Required action
Each record below has to be printed verbatim.

Information provided
::::::::

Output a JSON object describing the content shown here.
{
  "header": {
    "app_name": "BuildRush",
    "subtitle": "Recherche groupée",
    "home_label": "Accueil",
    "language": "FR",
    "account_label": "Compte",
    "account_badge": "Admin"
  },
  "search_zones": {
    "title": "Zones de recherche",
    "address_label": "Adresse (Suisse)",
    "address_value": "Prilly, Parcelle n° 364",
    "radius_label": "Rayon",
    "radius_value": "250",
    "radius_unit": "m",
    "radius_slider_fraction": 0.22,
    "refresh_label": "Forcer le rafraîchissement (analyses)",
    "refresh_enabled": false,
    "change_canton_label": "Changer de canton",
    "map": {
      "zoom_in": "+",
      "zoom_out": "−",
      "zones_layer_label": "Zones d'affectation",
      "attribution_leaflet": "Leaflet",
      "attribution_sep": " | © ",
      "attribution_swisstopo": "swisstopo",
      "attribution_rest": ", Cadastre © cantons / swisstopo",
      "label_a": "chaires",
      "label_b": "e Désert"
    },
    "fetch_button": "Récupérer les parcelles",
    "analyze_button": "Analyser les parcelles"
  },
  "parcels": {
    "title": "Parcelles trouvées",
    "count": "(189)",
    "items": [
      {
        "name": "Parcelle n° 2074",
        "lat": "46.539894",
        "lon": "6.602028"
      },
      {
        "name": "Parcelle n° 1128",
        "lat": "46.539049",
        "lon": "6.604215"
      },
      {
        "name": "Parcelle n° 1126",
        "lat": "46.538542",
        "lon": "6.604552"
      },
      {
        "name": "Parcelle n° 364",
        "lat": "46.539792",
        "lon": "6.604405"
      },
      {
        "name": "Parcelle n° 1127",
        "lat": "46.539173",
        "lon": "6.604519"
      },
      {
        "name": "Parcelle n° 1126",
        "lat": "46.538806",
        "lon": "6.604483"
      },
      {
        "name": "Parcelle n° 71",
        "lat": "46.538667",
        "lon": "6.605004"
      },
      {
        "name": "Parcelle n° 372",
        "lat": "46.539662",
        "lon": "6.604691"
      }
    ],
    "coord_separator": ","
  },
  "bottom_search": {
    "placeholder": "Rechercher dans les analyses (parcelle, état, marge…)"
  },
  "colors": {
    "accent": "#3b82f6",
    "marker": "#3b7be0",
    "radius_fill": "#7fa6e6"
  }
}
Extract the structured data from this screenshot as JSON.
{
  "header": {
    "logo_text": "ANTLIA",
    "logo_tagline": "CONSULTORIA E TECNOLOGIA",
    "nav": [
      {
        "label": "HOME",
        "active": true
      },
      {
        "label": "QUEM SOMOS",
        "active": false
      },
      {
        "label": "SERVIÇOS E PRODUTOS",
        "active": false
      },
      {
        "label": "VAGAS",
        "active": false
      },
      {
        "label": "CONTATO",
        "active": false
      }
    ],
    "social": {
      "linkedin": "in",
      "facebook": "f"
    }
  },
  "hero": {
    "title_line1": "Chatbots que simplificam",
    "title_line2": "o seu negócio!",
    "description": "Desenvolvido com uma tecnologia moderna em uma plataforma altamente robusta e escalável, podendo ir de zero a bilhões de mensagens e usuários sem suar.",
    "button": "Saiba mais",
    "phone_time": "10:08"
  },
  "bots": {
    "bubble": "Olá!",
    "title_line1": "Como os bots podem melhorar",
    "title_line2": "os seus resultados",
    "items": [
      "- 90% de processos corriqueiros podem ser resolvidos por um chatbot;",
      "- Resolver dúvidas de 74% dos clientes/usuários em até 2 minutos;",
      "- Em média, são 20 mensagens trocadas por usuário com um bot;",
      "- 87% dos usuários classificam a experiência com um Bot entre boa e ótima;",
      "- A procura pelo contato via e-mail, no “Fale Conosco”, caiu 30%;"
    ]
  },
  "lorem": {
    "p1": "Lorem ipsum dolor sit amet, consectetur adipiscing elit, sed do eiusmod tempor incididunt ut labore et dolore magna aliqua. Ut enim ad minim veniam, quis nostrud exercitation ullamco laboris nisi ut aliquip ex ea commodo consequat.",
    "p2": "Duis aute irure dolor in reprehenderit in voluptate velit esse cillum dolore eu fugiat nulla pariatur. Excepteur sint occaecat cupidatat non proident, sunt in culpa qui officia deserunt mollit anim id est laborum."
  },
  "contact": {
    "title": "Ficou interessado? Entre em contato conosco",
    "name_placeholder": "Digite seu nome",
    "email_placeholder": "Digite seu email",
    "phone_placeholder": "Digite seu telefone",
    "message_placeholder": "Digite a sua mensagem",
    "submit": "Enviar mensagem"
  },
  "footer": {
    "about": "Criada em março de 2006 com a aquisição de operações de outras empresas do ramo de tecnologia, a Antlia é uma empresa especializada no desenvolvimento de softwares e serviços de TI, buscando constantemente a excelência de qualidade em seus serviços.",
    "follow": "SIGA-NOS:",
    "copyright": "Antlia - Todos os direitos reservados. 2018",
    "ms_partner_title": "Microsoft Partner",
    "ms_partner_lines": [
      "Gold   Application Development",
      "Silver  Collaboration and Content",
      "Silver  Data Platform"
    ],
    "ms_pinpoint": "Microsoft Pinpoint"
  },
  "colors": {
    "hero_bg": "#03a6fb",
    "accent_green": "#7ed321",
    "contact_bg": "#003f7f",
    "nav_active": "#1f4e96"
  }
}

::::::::

Result of the task
Output a JSON object describing the content shown here.
{
  "header": {
    "app_name": "BuildRush",
    "subtitle": "Recherche groupée",
    "home_label": "Accueil",
    "language": "FR",
    "account_label": "Compte",
    "account_badge": "Admin"
  },
  "search_zones": {
    "title": "Zones de recherche",
    "address_label": "Adresse (Suisse)",
    "address_value": "Prilly, Parcelle n° 364",
    "radius_label": "Rayon",
    "radius_value": "250",
    "radius_unit": "m",
    "radius_slider_fraction": 0.22,
    "refresh_label": "Forcer le rafraîchissement (analyses)",
    "refresh_enabled": false,
    "change_canton_label": "Changer de canton",
    "map": {
      "zoom_in": "+",
      "zoom_out": "−",
      "zones_layer_label": "Zones d'affectation",
      "attribution_leaflet": "Leaflet",
      "attribution_sep": " | © ",
      "attribution_swisstopo": "swisstopo",
      "attribution_rest": ", Cadastre © cantons / swisstopo",
      "label_a": "chaires",
      "label_b": "e Désert"
    },
    "fetch_button": "Récupérer les parcelles",
    "analyze_button": "Analyser les parcelles"
  },
  "parcels": {
    "title": "Parcelles trouvées",
    "count": "(189)",
    "items": [
      {
        "name": "Parcelle n° 2074",
        "lat": "46.539894",
        "lon": "6.602028"
      },
      {
        "name": "Parcelle n° 1128",
        "lat": "46.539049",
        "lon": "6.604215"
      },
      {
        "name": "Parcelle n° 1126",
        "lat": "46.538542",
        "lon": "6.604552"
      },
      {
        "name": "Parcelle n° 364",
        "lat": "46.539792",
        "lon": "6.604405"
      },
      {
        "name": "Parcelle n° 1127",
        "lat": "46.539173",
        "lon": "6.604519"
      },
      {
        "name": "Parcelle n° 1126",
        "lat": "46.538806",
        "lon": "6.604483"
      },
      {
        "name": "Parcelle n° 71",
        "lat": "46.538667",
        "lon": "6.605004"
      },
      {
        "name": "Parcelle n° 372",
        "lat": "46.539662",
        "lon": "6.604691"
      }
    ],
    "coord_separator": ","
  },
  "bottom_search": {
    "placeholder": "Rechercher dans les analyses (parcelle, état, marge…)"
  },
  "colors": {
    "accent": "#3b82f6",
    "marker": "#3b7be0",
    "radius_fill": "#7fa6e6"
  }
}
Extract the structured data from this screenshot as JSON.
{
  "header": {
    "logo_text": "ANTLIA",
    "logo_tagline": "CONSULTORIA E TECNOLOGIA",
    "nav": [
      {
        "label": "HOME",
        "active": true
      },
      {
        "label": "QUEM SOMOS",
        "active": false
      },
      {
        "label": "SERVIÇOS E PRODUTOS",
        "active": false
      },
      {
        "label": "VAGAS",
        "active": false
      },
      {
        "label": "CONTATO",
        "active": false
      }
    ],
    "social": {
      "linkedin": "in",
      "facebook": "f"
    }
  },
  "hero": {
    "title_line1": "Chatbots que simplificam",
    "title_line2": "o seu negócio!",
    "description": "Desenvolvido com uma tecnologia moderna em uma plataforma altamente robusta e escalável, podendo ir de zero a bilhões de mensagens e usuários sem suar.",
    "button": "Saiba mais",
    "phone_time": "10:08"
  },
  "bots": {
    "bubble": "Olá!",
    "title_line1": "Como os bots podem melhorar",
    "title_line2": "os seus resultados",
    "items": [
      "- 90% de processos corriqueiros podem ser resolvidos por um chatbot;",
      "- Resolver dúvidas de 74% dos clientes/usuários em até 2 minutos;",
      "- Em média, são 20 mensagens trocadas por usuário com um bot;",
      "- 87% dos usuários classificam a experiência com um Bot entre boa e ótima;",
      "- A procura pelo contato via e-mail, no “Fale Conosco”, caiu 30%;"
    ]
  },
  "lorem": {
    "p1": "Lorem ipsum dolor sit amet, consectetur adipiscing elit, sed do eiusmod tempor incididunt ut labore et dolore magna aliqua. Ut enim ad minim veniam, quis nostrud exercitation ullamco laboris nisi ut aliquip ex ea commodo consequat.",
    "p2": "Duis aute irure dolor in reprehenderit in voluptate velit esse cillum dolore eu fugiat nulla pariatur. Excepteur sint occaecat cupidatat non proident, sunt in culpa qui officia deserunt mollit anim id est laborum."
  },
  "contact": {
    "title": "Ficou interessado? Entre em contato conosco",
    "name_placeholder": "Digite seu nome",
    "email_placeholder": "Digite seu email",
    "phone_placeholder": "Digite seu telefone",
    "message_placeholder": "Digite a sua mensagem",
    "submit": "Enviar mensagem"
  },
  "footer": {
    "about": "Criada em março de 2006 com a aquisição de operações de outras empresas do ramo de tecnologia, a Antlia é uma empresa especializada no desenvolvimento de softwares e serviços de TI, buscando constantemente a excelência de qualidade em seus serviços.",
    "follow": "SIGA-NOS:",
    "copyright": "Antlia - Todos os direitos reservados. 2018",
    "ms_partner_title": "Microsoft Partner",
    "ms_partner_lines": [
      "Gold   Application Development",
      "Silver  Collaboration and Content",
      "Silver  Data Platform"
    ],
    "ms_pinpoint": "Microsoft Pinpoint"
  },
  "colors": {
    "hero_bg": "#03a6fb",
    "accent_green": "#7ed321",
    "contact_bg": "#003f7f",
    "nav_active": "#1f4e96"
  }
}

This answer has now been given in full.